**Required work:**
Please reproduce the full set of data below exactly.

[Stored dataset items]
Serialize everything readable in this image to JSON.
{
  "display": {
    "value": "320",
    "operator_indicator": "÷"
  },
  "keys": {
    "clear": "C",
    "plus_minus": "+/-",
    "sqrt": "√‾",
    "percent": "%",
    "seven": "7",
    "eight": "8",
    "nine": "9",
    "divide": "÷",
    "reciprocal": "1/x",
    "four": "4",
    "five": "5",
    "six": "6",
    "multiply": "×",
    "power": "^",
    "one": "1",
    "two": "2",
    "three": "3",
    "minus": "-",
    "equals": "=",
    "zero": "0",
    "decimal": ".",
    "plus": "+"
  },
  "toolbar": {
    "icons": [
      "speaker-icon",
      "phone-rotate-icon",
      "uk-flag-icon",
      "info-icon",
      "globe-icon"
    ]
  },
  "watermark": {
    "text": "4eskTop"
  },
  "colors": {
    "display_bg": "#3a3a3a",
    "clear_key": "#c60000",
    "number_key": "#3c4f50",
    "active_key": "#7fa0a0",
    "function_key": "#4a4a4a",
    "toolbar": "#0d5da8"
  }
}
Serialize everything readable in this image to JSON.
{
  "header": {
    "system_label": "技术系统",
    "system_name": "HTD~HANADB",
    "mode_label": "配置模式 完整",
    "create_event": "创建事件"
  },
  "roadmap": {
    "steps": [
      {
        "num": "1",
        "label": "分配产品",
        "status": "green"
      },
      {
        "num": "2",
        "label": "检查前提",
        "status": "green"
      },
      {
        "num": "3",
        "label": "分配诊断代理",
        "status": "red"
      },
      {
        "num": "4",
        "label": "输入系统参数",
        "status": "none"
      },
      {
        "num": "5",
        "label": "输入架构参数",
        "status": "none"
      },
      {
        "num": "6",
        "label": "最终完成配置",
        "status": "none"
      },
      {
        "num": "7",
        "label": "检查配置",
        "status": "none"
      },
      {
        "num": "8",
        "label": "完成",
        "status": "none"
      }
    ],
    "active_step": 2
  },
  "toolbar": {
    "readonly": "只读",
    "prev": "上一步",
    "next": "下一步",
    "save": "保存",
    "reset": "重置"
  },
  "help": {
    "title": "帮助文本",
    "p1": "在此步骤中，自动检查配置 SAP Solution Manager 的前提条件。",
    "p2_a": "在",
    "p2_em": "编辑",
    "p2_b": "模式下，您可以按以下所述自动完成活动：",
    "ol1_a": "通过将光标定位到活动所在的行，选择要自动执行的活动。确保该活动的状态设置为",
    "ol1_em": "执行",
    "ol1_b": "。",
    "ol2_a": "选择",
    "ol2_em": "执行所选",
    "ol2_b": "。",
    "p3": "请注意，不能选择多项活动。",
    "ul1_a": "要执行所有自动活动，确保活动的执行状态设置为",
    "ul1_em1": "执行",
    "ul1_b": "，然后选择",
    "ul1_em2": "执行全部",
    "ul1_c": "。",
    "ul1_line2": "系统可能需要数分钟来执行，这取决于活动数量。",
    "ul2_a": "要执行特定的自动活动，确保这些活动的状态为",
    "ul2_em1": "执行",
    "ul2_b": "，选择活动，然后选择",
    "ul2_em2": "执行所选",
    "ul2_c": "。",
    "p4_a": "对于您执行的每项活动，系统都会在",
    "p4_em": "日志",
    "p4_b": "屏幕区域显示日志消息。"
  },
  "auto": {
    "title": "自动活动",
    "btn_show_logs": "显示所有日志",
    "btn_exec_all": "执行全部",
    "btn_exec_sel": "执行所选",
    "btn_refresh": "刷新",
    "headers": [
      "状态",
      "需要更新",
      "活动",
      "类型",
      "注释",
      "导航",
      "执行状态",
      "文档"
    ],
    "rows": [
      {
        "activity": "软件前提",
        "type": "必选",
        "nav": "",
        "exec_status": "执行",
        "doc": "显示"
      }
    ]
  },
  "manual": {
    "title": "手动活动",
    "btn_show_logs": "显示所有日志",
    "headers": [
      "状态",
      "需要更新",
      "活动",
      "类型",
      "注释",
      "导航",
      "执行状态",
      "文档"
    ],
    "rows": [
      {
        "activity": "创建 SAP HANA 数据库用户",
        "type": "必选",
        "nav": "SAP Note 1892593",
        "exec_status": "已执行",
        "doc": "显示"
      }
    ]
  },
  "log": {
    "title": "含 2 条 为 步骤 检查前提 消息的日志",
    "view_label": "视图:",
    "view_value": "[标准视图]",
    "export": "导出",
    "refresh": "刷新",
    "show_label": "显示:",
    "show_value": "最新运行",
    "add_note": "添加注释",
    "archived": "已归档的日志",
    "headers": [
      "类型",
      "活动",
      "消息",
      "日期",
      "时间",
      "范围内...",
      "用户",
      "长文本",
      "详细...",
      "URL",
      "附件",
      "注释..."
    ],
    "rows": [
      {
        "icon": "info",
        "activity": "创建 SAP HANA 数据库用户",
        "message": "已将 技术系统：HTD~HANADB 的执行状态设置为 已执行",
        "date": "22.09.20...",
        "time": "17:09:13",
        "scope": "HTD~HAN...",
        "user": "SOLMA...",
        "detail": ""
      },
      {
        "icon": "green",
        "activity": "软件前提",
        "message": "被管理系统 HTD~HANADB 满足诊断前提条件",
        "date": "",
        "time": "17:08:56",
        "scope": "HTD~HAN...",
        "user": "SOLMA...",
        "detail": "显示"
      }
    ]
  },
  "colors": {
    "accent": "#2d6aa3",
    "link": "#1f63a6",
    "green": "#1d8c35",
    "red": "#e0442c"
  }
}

**Your response:**
Serialize everything readable in this image to JSON.
{
  "display": {
    "value": "320",
    "operator_indicator": "÷"
  },
  "keys": {
    "clear": "C",
    "plus_minus": "+/-",
    "sqrt": "√‾",
    "percent": "%",
    "seven": "7",
    "eight": "8",
    "nine": "9",
    "divide": "÷",
    "reciprocal": "1/x",
    "four": "4",
    "five": "5",
    "six": "6",
    "multiply": "×",
    "power": "^",
    "one": "1",
    "two": "2",
    "three": "3",
    "minus": "-",
    "equals": "=",
    "zero": "0",
    "decimal": ".",
    "plus": "+"
  },
  "toolbar": {
    "icons": [
      "speaker-icon",
      "phone-rotate-icon",
      "uk-flag-icon",
      "info-icon",
      "globe-icon"
    ]
  },
  "watermark": {
    "text": "4eskTop"
  },
  "colors": {
    "display_bg": "#3a3a3a",
    "clear_key": "#c60000",
    "number_key": "#3c4f50",
    "active_key": "#7fa0a0",
    "function_key": "#4a4a4a",
    "toolbar": "#0d5da8"
  }
}
Serialize everything readable in this image to JSON.
{
  "header": {
    "system_label": "技术系统",
    "system_name": "HTD~HANADB",
    "mode_label": "配置模式 完整",
    "create_event": "创建事件"
  },
  "roadmap": {
    "steps": [
      {
        "num": "1",
        "label": "分配产品",
        "status": "green"
      },
      {
        "num": "2",
        "label": "检查前提",
        "status": "green"
      },
      {
        "num": "3",
        "label": "分配诊断代理",
        "status": "red"
      },
      {
        "num": "4",
        "label": "输入系统参数",
        "status": "none"
      },
      {
        "num": "5",
        "label": "输入架构参数",
        "status": "none"
      },
      {
        "num": "6",
        "label": "最终完成配置",
        "status": "none"
      },
      {
        "num": "7",
        "label": "检查配置",
        "status": "none"
      },
      {
        "num": "8",
        "label": "完成",
        "status": "none"
      }
    ],
    "active_step": 2
  },
  "toolbar": {
    "readonly": "只读",
    "prev": "上一步",
    "next": "下一步",
    "save": "保存",
    "reset": "重置"
  },
  "help": {
    "title": "帮助文本",
    "p1": "在此步骤中，自动检查配置 SAP Solution Manager 的前提条件。",
    "p2_a": "在",
    "p2_em": "编辑",
    "p2_b": "模式下，您可以按以下所述自动完成活动：",
    "ol1_a": "通过将光标定位到活动所在的行，选择要自动执行的活动。确保该活动的状态设置为",
    "ol1_em": "执行",
    "ol1_b": "。",
    "ol2_a": "选择",
    "ol2_em": "执行所选",
    "ol2_b": "。",
    "p3": "请注意，不能选择多项活动。",
    "ul1_a": "要执行所有自动活动，确保活动的执行状态设置为",
    "ul1_em1": "执行",
    "ul1_b": "，然后选择",
    "ul1_em2": "执行全部",
    "ul1_c": "。",
    "ul1_line2": "系统可能需要数分钟来执行，这取决于活动数量。",
    "ul2_a": "要执行特定的自动活动，确保这些活动的状态为",
    "ul2_em1": "执行",
    "ul2_b": "，选择活动，然后选择",
    "ul2_em2": "执行所选",
    "ul2_c": "。",
    "p4_a": "对于您执行的每项活动，系统都会在",
    "p4_em": "日志",
    "p4_b": "屏幕区域显示日志消息。"
  },
  "auto": {
    "title": "自动活动",
    "btn_show_logs": "显示所有日志",
    "btn_exec_all": "执行全部",
    "btn_exec_sel": "执行所选",
    "btn_refresh": "刷新",
    "headers": [
      "状态",
      "需要更新",
      "活动",
      "类型",
      "注释",
      "导航",
      "执行状态",
      "文档"
    ],
    "rows": [
      {
        "activity": "软件前提",
        "type": "必选",
        "nav": "",
        "exec_status": "执行",
        "doc": "显示"
      }
    ]
  },
  "manual": {
    "title": "手动活动",
    "btn_show_logs": "显示所有日志",
    "headers": [
      "状态",
      "需要更新",
      "活动",
      "类型",
      "注释",
      "导航",
      "执行状态",
      "文档"
    ],
    "rows": [
      {
        "activity": "创建 SAP HANA 数据库用户",
        "type": "必选",
        "nav": "SAP Note 1892593",
        "exec_status": "已执行",
        "doc": "显示"
      }
    ]
  },
  "log": {
    "title": "含 2 条 为 步骤 检查前提 消息的日志",
    "view_label": "视图:",
    "view_value": "[标准视图]",
    "export": "导出",
    "refresh": "刷新",
    "show_label": "显示:",
    "show_value": "最新运行",
    "add_note": "添加注释",
    "archived": "已归档的日志",
    "headers": [
      "类型",
      "活动",
      "消息",
      "日期",
      "时间",
      "范围内...",
      "用户",
      "长文本",
      "详细...",
      "URL",
      "附件",
      "注释..."
    ],
    "rows": [
      {
        "icon": "info",
        "activity": "创建 SAP HANA 数据库用户",
        "message": "已将 技术系统：HTD~HANADB 的执行状态设置为 已执行",
        "date": "22.09.20...",
        "time": "17:09:13",
        "scope": "HTD~HAN...",
        "user": "SOLMA...",
        "detail": ""
      },
      {
        "icon": "green",
        "activity": "软件前提",
        "message": "被管理系统 HTD~HANADB 满足诊断前提条件",
        "date": "",
        "time": "17:08:56",
        "scope": "HTD~HAN...",
        "user": "SOLMA...",
        "detail": "显示"
      }
    ]
  },
  "colors": {
    "accent": "#2d6aa3",
    "link": "#1f63a6",
    "green": "#1d8c35",
    "red": "#e0442c"
  }
}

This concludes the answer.